Most of all, I hope for the audience to walk away with more questions and less answers. The conversation around race is more complex than we think, and many other factors go into it, for instance socioeconomic background, education, etc.
What experiences do you have of being in an interracial relationship and what do you think are the biggest challenges an interracial couple faces?
Adib: Throughout my adolescent years, there have been a couple of instances where I’ve gone out with someone not from my racial group. Things never developed into a full-fledged relationship but what struck me was even at those initial stages of getting to know each other, the difference always came up either deliberately or in some less obvious ways.
The biggest challenge for an interracial couple in my opinion is the fact that they’ll always be defined by or judged even in our supposedly multicultural society.

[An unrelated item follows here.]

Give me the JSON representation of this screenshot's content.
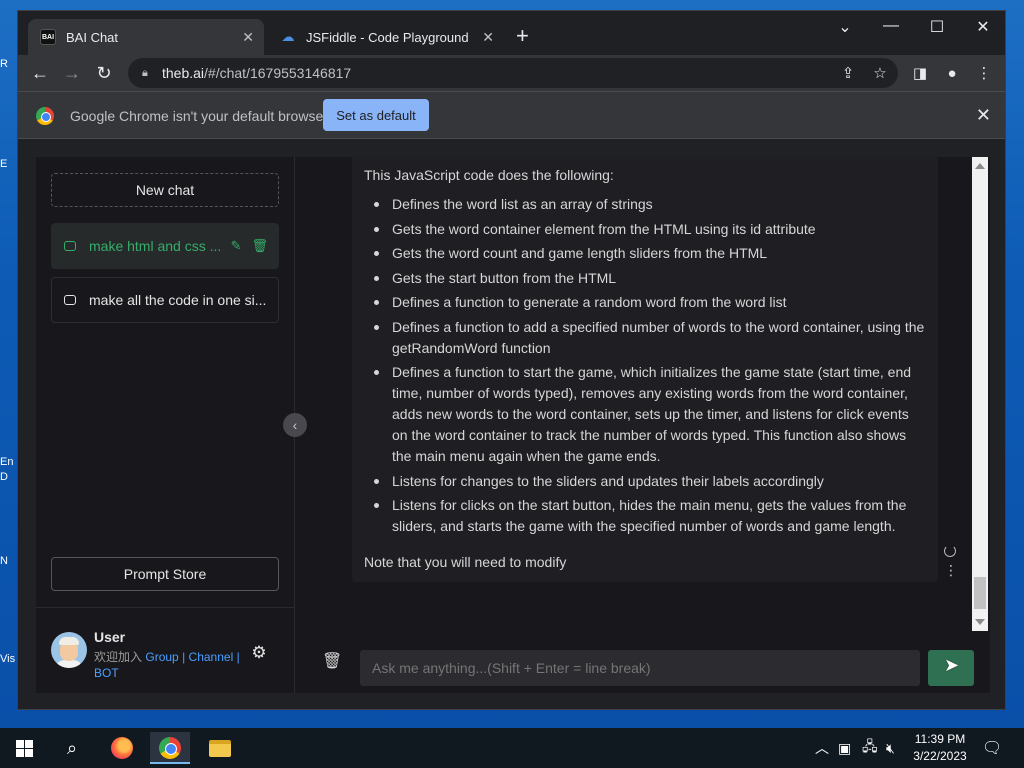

There is always a sense of compromise or giving up something that would otherwise be an integral part of your life, like beliefs or cultural practices, just so that you can be with someone you love. Of course, there are couples that choose to rebel against these ideas and create a new definition for themselves but even then, there is never a clear cut acceptance by the people around them that they can count on. That sucks because ultimately you love whom you love and you should be able to love freely.
Within the Peer Pleasure festival, you’re considered one of the ‘veteran’ thespians here. What’s the best advice you have for young theatremakers in Singapore?

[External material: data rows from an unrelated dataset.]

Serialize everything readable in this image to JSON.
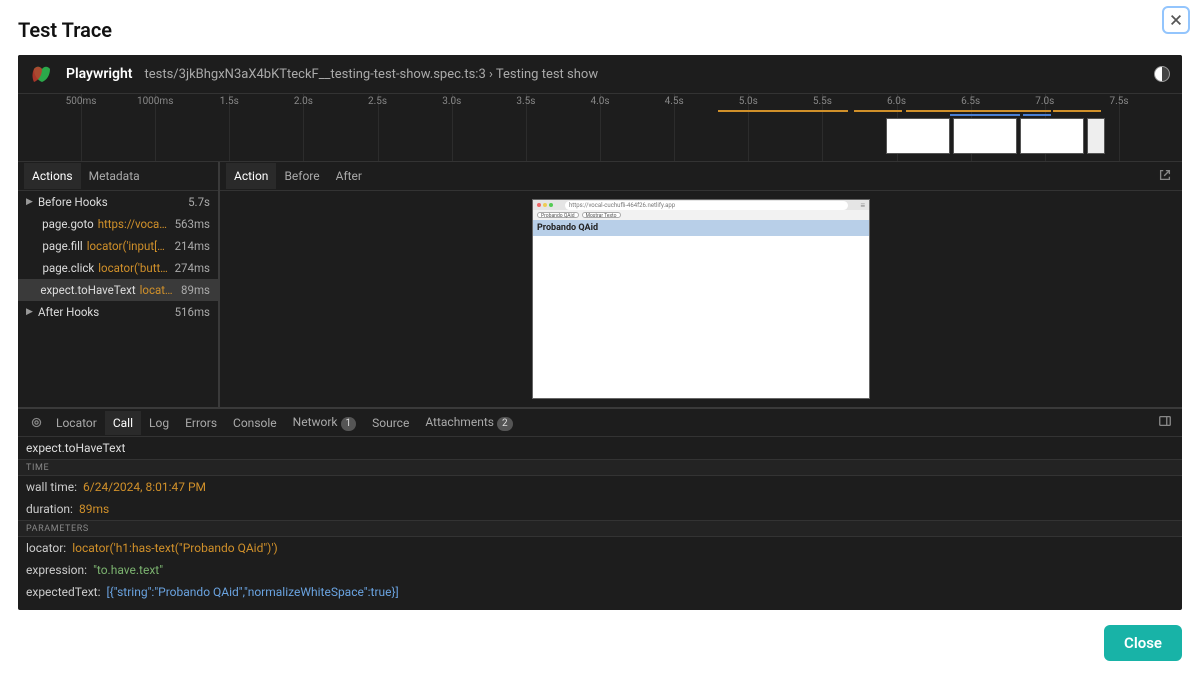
{
  "modal": {
    "title": "Test Trace",
    "close_btn": "Close"
  },
  "header": {
    "product": "Playwright",
    "spec": "tests/3jkBhgxN3aX4bKTteckF__testing-test-show.spec.ts:3 › Testing test show"
  },
  "timeline": {
    "ticks": [
      "500ms",
      "1000ms",
      "1.5s",
      "2.0s",
      "2.5s",
      "3.0s",
      "3.5s",
      "4.0s",
      "4.5s",
      "5.0s",
      "5.5s",
      "6.0s",
      "6.5s",
      "7.0s",
      "7.5s"
    ]
  },
  "left_tabs": {
    "actions": "Actions",
    "metadata": "Metadata"
  },
  "actions": {
    "before_hooks": {
      "label": "Before Hooks",
      "dur": "5.7s"
    },
    "after_hooks": {
      "label": "After Hooks",
      "dur": "516ms"
    },
    "steps": [
      {
        "name": "page.goto",
        "loc": "https://vocal-cu…",
        "dur": "563ms"
      },
      {
        "name": "page.fill",
        "loc": "locator('input[plac…",
        "dur": "214ms"
      },
      {
        "name": "page.click",
        "loc": "locator('button:…",
        "dur": "274ms"
      },
      {
        "name": "expect.toHaveText",
        "loc": "locator('…",
        "dur": "89ms"
      }
    ]
  },
  "right_tabs": {
    "action": "Action",
    "before": "Before",
    "after": "After"
  },
  "browser": {
    "url": "https://vocal-cuchufli-464f26.netlify.app",
    "btn1": "Probando QAid",
    "btn2": "Mostrar Texto",
    "h1": "Probando QAid"
  },
  "bottom_tabs": {
    "locator": "Locator",
    "call": "Call",
    "log": "Log",
    "errors": "Errors",
    "console": "Console",
    "network": "Network",
    "network_n": "1",
    "source": "Source",
    "attachments": "Attachments",
    "attachments_n": "2"
  },
  "call": {
    "title": "expect.toHaveText",
    "sec_time": "TIME",
    "wall_k": "wall time:",
    "wall_v": "6/24/2024, 8:01:47 PM",
    "dur_k": "duration:",
    "dur_v": "89ms",
    "sec_params": "PARAMETERS",
    "loc_k": "locator:",
    "loc_v": "locator('h1:has-text(\"Probando QAid\")')",
    "expr_k": "expression:",
    "expr_v": "\"to.have.text\"",
    "exp_k": "expectedText:",
    "exp_v": "[{\"string\":\"Probando QAid\",\"normalizeWhiteSpace\":true}]"
  }
}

Adib: Don’t define yourself as one thing or another before you give each role a fair shot. There are many ways you can create theatre and there are many avenues for you to learn and develop. Don’t discount any of them. Use them to find out more about yourself as a practitioner.
This year’s Peer Pleasure theme is ‘The Other’. How does this theme resonate with your own life and what do you hope viewers will walk away with after watching Without Reason?
Adib: As a Malay freelance theatre practitioner, I often feel like ‘the other’ with regards to every variable in that label. As a minority in Singapore there are certain situations I will always find alienating, the same thing occurs when I speak to people who have stable 9 to 5 jobs who cannot comprehend why anyone would freelance especially in theatre. This theme feels familiar to me because of these reasons.
At the end of the day though, I feel that everyone essentially wants the same things, love, acceptance, validation (not necessarily in this order). This is what I would like viewers to walk away with from watching the play.
If you enjoyed what you just read, then surely you’d be interested to catch Without Reason when it plays at the Esplanade Theatre Studio from 2nd to 4th August as part of the M1 Peer Pleasure Youth Theatre Festival. We’ve got a special giveaway just for readers. All you have to do is:
1. Like the M1 Peer Pleasure Festival Page on Facebook
2. Repost this article on Facebook with the hashtag #m1peerpleasure
3. Make sure it’s a public post!
The organizers of the Peer Pleasure Youth Theatre Festival ArtsWok Collaborative will select and get in touch with the lucky winner! Even if you don’t win, you can still get tickets to catch Without Reason here,